▶ **Task prompt**:
Give every entry below again, exactly as written, and skip the images.

[Element data from apps and pages]
+--
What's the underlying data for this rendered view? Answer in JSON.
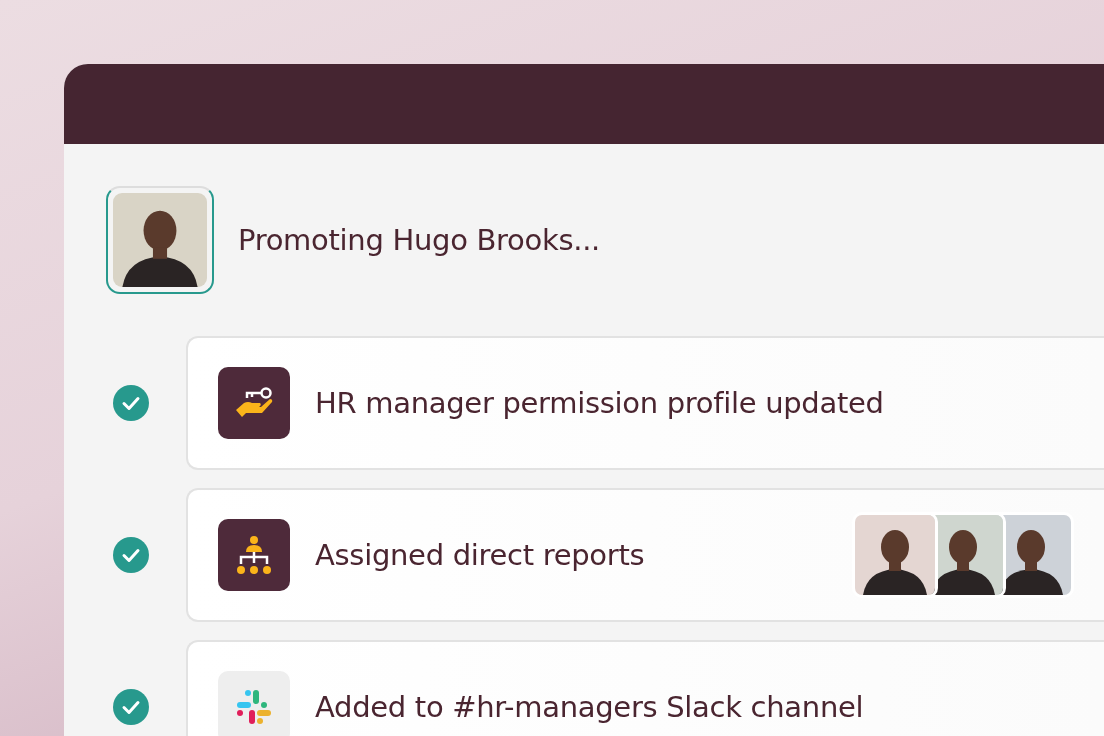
{
  "title": "Promoting Hugo Brooks...",
  "tasks": [
    {
      "kind": "permissions",
      "done": true,
      "label": "HR manager permission profile updated"
    },
    {
      "kind": "reports",
      "done": true,
      "label": "Assigned direct reports"
    },
    {
      "kind": "chat",
      "done": true,
      "label": "Added to #hr-managers Slack channel"
    }
  ]
}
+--
▶ **Problem solution**:
What's the underlying data for this rendered view? Answer in JSON.
{
  "title": "Promoting Hugo Brooks...",
  "tasks": [
    {
      "kind": "permissions",
      "done": true,
      "label": "HR manager permission profile updated"
    },
    {
      "kind": "reports",
      "done": true,
      "label": "Assigned direct reports"
    },
    {
      "kind": "chat",
      "done": true,
      "label": "Added to #hr-managers Slack channel"
    }
  ]
}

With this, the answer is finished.